I don’t remember the last time I did not do sufficient research before buying an electronic product. Anything more than Rs. 10,000 warrants you to read the numerous reviews, previews and stuff before zeroing-on a product. When it’s your hard-earned money, why not? Every penny matters. 

And so I decided to research, my own died-in-the-wool way, before buying an LCD TV. I’ve been fond of its clarity ever since I saw one some years back, and when my old TV started acting up, I know that was the blessing in disguise, and I knew what I’d have as its worthy successor. That is, until I started researching on the options. 

It’s like the coffee ad you see. Black or white? With or without sugar? With or without cream? Which blend? How much sugar? Piping hot or a little more tolerable? The list goes on, but then, the good thing about coffee is that you know what you want.

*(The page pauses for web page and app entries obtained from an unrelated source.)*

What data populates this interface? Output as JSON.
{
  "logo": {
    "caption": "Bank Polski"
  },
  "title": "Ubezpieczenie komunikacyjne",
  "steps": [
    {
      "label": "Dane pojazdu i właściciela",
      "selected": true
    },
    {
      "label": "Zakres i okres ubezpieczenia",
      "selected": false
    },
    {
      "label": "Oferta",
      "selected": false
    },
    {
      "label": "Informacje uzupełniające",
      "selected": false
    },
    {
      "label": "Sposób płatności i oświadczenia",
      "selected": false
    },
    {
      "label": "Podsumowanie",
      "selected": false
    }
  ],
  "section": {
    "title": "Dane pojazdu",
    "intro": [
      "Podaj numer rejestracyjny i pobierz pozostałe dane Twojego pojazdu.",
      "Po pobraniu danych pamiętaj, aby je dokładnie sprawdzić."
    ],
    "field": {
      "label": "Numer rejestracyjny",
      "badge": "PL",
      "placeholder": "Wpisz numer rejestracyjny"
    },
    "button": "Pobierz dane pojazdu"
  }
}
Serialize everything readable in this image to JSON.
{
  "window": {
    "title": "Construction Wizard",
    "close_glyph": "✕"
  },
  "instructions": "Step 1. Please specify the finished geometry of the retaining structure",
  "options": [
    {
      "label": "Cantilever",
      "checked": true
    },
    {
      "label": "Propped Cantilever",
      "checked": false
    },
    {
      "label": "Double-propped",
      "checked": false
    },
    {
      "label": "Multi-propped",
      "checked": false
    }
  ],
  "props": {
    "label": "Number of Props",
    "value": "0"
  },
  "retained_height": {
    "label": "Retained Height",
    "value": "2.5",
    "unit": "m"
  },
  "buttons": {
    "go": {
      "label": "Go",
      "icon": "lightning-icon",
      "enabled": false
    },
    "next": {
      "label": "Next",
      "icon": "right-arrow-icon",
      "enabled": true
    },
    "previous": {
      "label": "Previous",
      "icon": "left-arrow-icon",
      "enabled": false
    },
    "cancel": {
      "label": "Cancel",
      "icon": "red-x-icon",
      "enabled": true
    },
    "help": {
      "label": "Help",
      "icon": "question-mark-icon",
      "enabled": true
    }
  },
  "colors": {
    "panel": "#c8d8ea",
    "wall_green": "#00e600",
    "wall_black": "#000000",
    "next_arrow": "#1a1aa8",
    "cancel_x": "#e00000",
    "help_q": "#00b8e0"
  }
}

And it doesn’t burn a hole in your already getting-leaner-everyday wallet.

The options are humungous when it comes to electronic products. First, there are a lot of reputed brands. Sony is costlier and probably more reputed, but does it justify the 10% extra money you put in? The marketing you learned back in the classroom clearly delineates products and positioning into two different things. In simpler terms, most products sold at a premium do not do real justice to the delta cost, but they are carefully ‘positioned’ that way by a sophisticated marketing team to give a 'sense' of extra ounce of quality. Doesn’t hurt if you manage to sell well, does it? 

Then there are features, sizes, panel styles, sound output, display static and dynamic, contrast ratio and so forth. The best way to start is to finalize your budget and look at options. I had 150-200 LCDs near the price range. No kidding. Suffice to say that you are bound to be befuddled with the options. That’s when I decided to go by product research rankings. I managed to zero-in on 5-6 highly ranked LCDs in the price range.

And then I met the sales guy. 3 of the TVs are ‘old model’ ones, I was informed. The rest had worthy successors, I was told. All I wanted was to buy something that was endorsed by some reputed entity out there. Every time you want to make an ‘intelligent’ decision without getting swayed by the sales guy [who revels in the sheer count of models], who was probably concentrating on his own sales commissions that could be higher for certain new-to-market brands, there are road-blocks. 

The picture clarity wasn’t too clear, the sound wasn’t rocking the floor, or the next TV out there always looked significantly better. Split second decisions had to be made, and I resorted to supposed common-sense: visual comparison of the displays placed side by side. Some LCDs from same brands looked exactly the same, even the specifications, with a price difference of Rs. 5000 for marginal sound improvement. I figured I’d go in for the cheaper model and permanently fit in a 3200W home theatre system that came in for Rs. 4000. In the end, I picked up the model, only hoping its brand wouldn’t let me down. No amount of research actually helped. For the record, I got a 32 inch LG.

Now, the question is: I NEVER resort to uninformed and un-researched buying when it comes to high-value products. I almost always research extensively and then go to the showroom just to negotiate the price and get the stuff. It’s time saving too. None of the websites seem to be of real help. When it comes to electronic products, are you supposed to do away with proper research and just go by gut-feel inside the showroom? That’s certainly discomforting and unintelligent! 

P.S: No real reason behind the post, just thought I’d keep writing! Honest! Hope you had a fab Diwali btw!